    I'd probably go for a Samsung Galaxy Tab 10.1, but that's just me.
  • Seems HD video playback was not tested. Nice to have a HDMI option, but not really useful if most HD movies cannot play smoothly as is the case with the XOOM.

    Also, and probably related to the slow video, Tegra 2's CPU has no NEON extensions, limiting applications that use signal processing.

    Yes, I do own a XOOM (also iPad 2 by the way)
  • acku
    Seems HD video playback was not tested. Nice to have a HDMI option, but not really useful if most HD movies cannot play smoothly as is the case with the XOOM.

    Also, and probably related to the slow video, Tegra 2's CPU has no NEON extensions, limiting applications that use signal processing.

    Yes, I do own a XOOM (also iPad 2 by the way)

    Check out page 13. We tested H.264 battery life using a ripped 1280x720 Blu-ray movie.

    On page 12, we also show HD playblack when you're mirroring the display.

    @Everyone else. Thanks for the comments guys. If there's anything else you guy want to see in future reviews please let us know.

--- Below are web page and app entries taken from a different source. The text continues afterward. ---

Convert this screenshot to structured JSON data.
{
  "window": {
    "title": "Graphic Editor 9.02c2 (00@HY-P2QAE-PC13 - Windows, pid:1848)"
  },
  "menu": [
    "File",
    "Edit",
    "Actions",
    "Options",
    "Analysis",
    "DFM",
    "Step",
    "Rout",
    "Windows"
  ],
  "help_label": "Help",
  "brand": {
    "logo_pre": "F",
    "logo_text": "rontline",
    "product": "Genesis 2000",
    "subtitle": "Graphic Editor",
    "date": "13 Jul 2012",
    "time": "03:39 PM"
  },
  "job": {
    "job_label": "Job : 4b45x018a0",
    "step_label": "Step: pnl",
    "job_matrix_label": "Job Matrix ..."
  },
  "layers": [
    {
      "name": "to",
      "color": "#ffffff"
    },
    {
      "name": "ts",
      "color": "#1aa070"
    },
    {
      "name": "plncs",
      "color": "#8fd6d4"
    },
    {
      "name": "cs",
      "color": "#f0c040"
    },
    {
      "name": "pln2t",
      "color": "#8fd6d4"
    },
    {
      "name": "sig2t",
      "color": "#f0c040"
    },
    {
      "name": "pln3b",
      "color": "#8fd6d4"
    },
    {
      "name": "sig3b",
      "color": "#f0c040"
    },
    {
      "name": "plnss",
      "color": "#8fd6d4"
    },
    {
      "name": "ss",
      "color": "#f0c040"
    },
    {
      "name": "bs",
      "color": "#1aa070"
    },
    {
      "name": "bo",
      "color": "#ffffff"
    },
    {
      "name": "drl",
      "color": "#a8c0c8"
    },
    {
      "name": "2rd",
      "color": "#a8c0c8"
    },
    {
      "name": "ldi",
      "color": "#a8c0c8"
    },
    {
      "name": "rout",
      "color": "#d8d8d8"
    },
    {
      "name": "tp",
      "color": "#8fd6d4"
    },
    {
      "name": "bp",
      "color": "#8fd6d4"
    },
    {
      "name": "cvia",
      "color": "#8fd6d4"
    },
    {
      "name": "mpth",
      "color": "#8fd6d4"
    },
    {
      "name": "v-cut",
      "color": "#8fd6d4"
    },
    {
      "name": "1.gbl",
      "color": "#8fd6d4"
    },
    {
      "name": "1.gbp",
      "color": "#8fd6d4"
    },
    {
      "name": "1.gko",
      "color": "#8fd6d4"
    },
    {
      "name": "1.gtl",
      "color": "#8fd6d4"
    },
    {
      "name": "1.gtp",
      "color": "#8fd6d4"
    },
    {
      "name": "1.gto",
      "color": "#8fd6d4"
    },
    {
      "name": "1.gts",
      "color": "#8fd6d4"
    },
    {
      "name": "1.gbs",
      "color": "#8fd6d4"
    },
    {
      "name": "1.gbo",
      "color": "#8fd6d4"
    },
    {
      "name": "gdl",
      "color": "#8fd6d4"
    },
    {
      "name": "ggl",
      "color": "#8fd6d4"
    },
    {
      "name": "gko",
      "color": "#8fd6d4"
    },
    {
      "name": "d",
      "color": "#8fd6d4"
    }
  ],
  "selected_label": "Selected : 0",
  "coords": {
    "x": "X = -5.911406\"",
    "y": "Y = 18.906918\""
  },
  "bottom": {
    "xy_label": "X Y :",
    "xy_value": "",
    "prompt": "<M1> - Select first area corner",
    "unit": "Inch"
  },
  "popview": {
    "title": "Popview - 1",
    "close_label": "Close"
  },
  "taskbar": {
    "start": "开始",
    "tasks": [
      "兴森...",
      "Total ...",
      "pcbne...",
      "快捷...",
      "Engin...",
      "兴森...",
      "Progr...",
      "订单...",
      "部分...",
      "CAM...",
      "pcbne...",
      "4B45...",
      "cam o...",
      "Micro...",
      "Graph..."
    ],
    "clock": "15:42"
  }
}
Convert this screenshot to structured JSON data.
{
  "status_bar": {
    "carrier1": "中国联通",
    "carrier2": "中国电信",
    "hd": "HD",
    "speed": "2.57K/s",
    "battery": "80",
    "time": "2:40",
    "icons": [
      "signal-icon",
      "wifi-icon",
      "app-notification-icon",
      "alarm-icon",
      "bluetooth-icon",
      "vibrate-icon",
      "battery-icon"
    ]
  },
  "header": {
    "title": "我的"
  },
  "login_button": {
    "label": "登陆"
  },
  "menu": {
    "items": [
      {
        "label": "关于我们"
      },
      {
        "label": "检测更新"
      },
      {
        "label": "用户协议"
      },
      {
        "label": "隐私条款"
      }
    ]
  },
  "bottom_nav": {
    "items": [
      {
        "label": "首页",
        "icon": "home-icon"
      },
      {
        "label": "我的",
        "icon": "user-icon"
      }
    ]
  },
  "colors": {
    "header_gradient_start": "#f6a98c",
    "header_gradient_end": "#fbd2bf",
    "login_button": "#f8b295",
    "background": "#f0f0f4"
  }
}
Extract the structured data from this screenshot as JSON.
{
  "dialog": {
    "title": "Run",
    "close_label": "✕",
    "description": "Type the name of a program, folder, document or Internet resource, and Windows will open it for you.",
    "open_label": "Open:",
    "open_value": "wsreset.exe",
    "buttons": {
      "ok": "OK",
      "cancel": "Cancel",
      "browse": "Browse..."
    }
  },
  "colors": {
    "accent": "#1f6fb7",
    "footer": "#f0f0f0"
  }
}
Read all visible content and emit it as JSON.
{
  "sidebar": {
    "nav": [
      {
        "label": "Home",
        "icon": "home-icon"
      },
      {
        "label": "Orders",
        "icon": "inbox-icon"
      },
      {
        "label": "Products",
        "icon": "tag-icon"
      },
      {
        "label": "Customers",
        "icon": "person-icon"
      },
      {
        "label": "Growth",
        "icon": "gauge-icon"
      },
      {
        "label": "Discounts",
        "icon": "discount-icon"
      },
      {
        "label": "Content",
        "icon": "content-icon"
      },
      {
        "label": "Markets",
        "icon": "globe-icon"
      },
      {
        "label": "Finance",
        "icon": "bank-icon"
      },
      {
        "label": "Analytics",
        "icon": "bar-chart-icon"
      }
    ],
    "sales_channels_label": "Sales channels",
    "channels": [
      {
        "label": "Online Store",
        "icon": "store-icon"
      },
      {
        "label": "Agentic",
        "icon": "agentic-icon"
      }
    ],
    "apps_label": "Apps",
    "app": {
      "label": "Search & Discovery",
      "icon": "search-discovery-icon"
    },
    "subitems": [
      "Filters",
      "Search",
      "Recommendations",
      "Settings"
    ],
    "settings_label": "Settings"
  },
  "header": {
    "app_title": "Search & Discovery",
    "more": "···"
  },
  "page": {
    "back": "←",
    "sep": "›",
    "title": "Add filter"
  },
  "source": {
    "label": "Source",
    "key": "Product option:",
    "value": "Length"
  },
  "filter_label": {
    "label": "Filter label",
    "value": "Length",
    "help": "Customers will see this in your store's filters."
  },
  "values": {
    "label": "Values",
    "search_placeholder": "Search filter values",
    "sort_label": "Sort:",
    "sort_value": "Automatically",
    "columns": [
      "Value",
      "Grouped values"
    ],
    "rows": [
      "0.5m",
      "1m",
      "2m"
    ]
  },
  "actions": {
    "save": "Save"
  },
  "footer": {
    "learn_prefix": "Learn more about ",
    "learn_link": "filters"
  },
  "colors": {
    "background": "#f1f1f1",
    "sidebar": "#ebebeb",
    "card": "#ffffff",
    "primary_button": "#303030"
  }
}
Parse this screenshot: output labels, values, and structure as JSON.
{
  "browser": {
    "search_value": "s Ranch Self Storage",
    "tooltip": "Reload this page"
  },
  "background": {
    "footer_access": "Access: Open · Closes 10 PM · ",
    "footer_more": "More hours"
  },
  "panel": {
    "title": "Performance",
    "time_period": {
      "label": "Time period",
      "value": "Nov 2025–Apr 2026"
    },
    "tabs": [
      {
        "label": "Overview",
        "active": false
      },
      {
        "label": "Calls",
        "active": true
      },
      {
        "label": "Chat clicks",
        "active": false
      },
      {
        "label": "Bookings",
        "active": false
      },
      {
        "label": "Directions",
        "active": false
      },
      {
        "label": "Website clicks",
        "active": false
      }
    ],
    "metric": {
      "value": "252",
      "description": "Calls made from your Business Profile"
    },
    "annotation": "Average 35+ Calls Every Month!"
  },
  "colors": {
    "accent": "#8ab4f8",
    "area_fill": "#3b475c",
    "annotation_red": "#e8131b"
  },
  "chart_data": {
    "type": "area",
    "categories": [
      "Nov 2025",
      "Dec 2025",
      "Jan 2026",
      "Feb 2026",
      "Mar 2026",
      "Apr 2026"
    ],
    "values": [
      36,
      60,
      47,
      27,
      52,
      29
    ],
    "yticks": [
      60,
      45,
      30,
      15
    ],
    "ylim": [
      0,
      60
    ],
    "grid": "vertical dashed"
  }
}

    Andrew Ku
  • house70
    Took quite a while to get this review done. Other tablets are already available that sport Honeycomb. Not to mention they are better than both contenders described in this article. I have a Transformer and no matter what I throw at it, it does it well. A review of that would be nice (maybe in another year or so...).
    Good effort, but as others have said, late to the table.
  • house70
    What the reviewer perceives as weaknesses, others perceive as strength. Example: the apps installation process. Not having to deal with iTunes is a bonus in itself, and having the option to make your own backups using whatever application you prefer is also a plus. The reviewer got a bit carried away by his personal bias towards iTunes/iOS environment. There are people that prefer to be led by hand while operating their tablet and there are others that prefer to pick and choose their options without limitations. It's a matter of personal preference. But this should not transpire into an objective review. Other than that, not too bad.
  • Wow - I couldn't disagree more with some of your views. Obviously you love you some Apple... I'm not an Apple hater - I have a Macbook Pro, I have an iPad, and I have a Xoom. I tell everyone the Xoom is 5X the tables the iPad is (Granted it's an iPad, not an iPad2 - but my beef with iPads are how much Apple controls what you can or can't do with it - that has not changed in the new generation of iPads). The iPad I can use as a toy, or as a cool media gadget - I actually basically gave it to my 6 year old son now bc that's all I can do with it. The Xoom I can use as so much more - it is was more useful on so many levels. Yes rendering takes a bit longer when you flip th screen, yes there are a few small quirks in it's behavior occasionally, but from an overall usefulness point of view I like it TONS betters than the iPad. Widgets - MultiTasking - OpenSource app development with an App store NOT controlled by Apple. Android IS the future for tablets. Apple needs to take note - they are just lucky at this point bc of their following, but Android will leave them in the dust. MS isn't even in the game and won't be even when Windows 8 hits. And you price comparison is off too IMO. $599 (now $499) for 32MB on the Xoom was in line (and is now better) than Apple's price point. Take it a step further and look the the Asus Eee Pad Transformer (very similar to Xoom with some things done even better) at $399. Android is taking hold, and will gain on Apple quickly, and eventually blow them away.